One that has tended to ring true for me is around heat/inertia - i.e. where drum roasts profiles tend to slow down dramatically during/just before the development phase, I find that - if I slow my roast too much there, development seems to stall. I wind up with a weak or non-existent first crack and an under developed roast.

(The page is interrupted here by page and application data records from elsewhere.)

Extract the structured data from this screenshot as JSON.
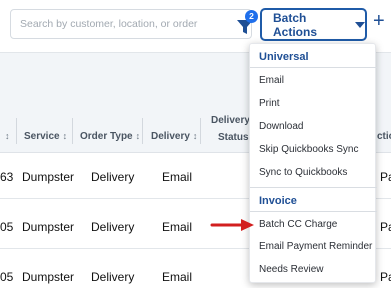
{
  "search": {
    "placeholder": "Search by customer, location, or order"
  },
  "filter": {
    "badge_count": "2",
    "icon": "filter-icon"
  },
  "batch_actions": {
    "label": "Batch Actions",
    "icon": "caret-down-icon"
  },
  "add": {
    "label": "+"
  },
  "table": {
    "columns": [
      {
        "label": "",
        "sort": "↕"
      },
      {
        "label": "Service",
        "sort": "↕"
      },
      {
        "label": "Order Type",
        "sort": "↕"
      },
      {
        "label": "Delivery",
        "sort": "↕"
      },
      {
        "label": "Delivery",
        "label2": "Status"
      }
    ],
    "right_partial_header": "ctio",
    "rows": [
      {
        "id_fragment": "63",
        "service": "Dumpster",
        "order_type": "Delivery",
        "delivery": "Email",
        "right_fragment": "Pa"
      },
      {
        "id_fragment": "05",
        "service": "Dumpster",
        "order_type": "Delivery",
        "delivery": "Email",
        "right_fragment": "Pa"
      },
      {
        "id_fragment": "05",
        "service": "Dumpster",
        "order_type": "Delivery",
        "delivery": "Email",
        "right_fragment": "Pa"
      }
    ]
  },
  "menu": {
    "universal_title": "Universal",
    "universal_items": [
      "Email",
      "Print",
      "Download",
      "Skip Quickbooks Sync",
      "Sync to Quickbooks"
    ],
    "invoice_title": "Invoice",
    "invoice_items": [
      "Batch CC Charge",
      "Email Payment Reminder",
      "Needs Review"
    ]
  },
  "colors": {
    "accent": "#1f4f95",
    "badge": "#1f6feb",
    "arrow": "#d21f1f"
  }
}
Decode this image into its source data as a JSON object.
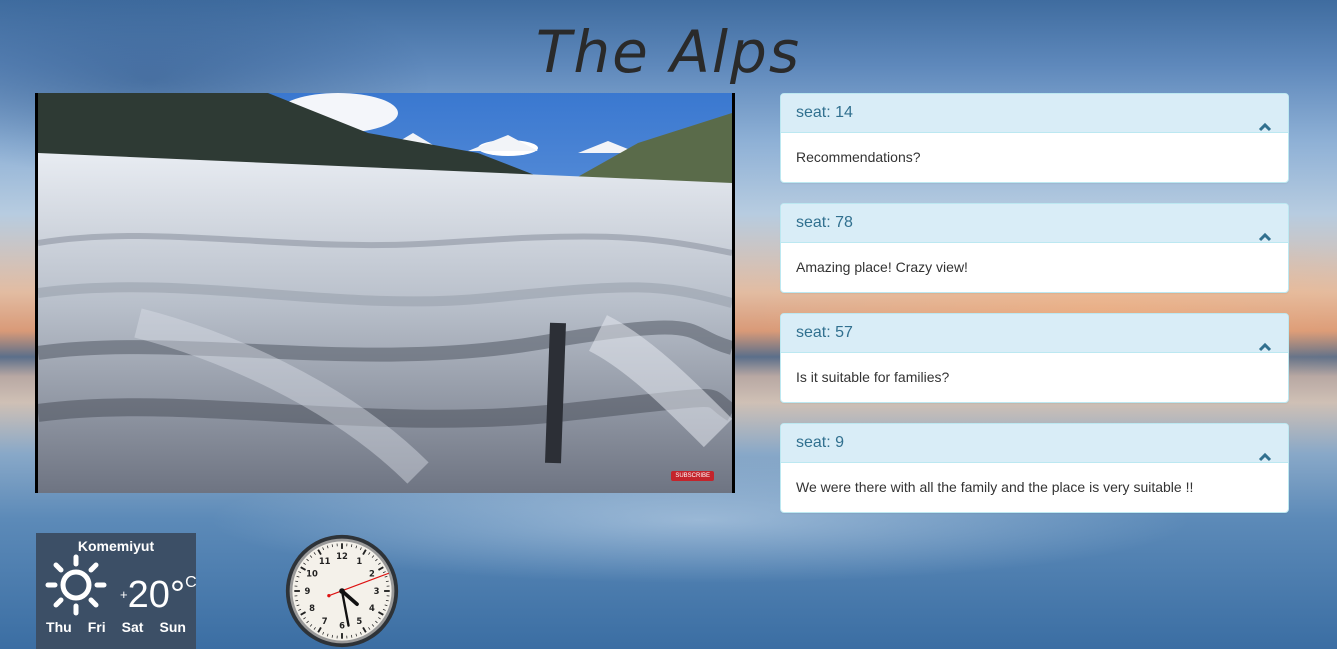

That brings me to my current struggle.
My batch size is about 100 - 110 grams - this is about where my roaster produces slight movement of the beans at the start.
My typical roast tends to run about 7:30 - 8 minutes total + 3 minutes of cooling.
I tend to try to start with med/med-high heat but cut it to low sometime in the first minute to try to keep my total time from ambient temp to roughly 300F to about 3 - 3.5 minutes.
At which point I reduce my fan and increase my heat to med/med-high in order to reach roughly 385F - 390F by about 5.5 minutes, backing heat off just a bit in the last 30 seconds or so.
This is typically about when first crack begins.
I aim for about 1.5 minutes of development - but I tend to go roughly 30 seconds longer and end at a about 7:20 - 7:45 at a temp of between 405 - 415.
The variance is mostly due to the lack of automation.
The result is what I'd call a very decent roast, better than typical from local bigger batch roasters - but not as good as high end boutique small batch roasters.
But it's darker than I'd prefer. I tend to cull out about 30 or so under roasted beans and the remainder look to be about a city+ leaning into full city territory.
As I cull, I smash the beans and smell them and here's where I get the impression that I'm leaving some delicious flavor "on the table" so to speak.
The lightest beans tend to be one of two dramatically distinct things - A) acrid, under roasted, not good smell OR B) bursting with fruit, i.e. exactly what I'm hoping for.
With the vast majority having gotten more into the "winey" smelling territory with leftover hints of fruit.

My general questions are -
Do folks have thoughts or suggestions on how can I get MORE of "B" without also getting more of "A"?
Does it sound like I'm drying out for TOO long or not long enough?
How can I transition IN to first crack better/stronger without overshooting and winding up in dark territory before enough development has happened.

lengthy post I know! thanks for bearing with me if you made it all the way through!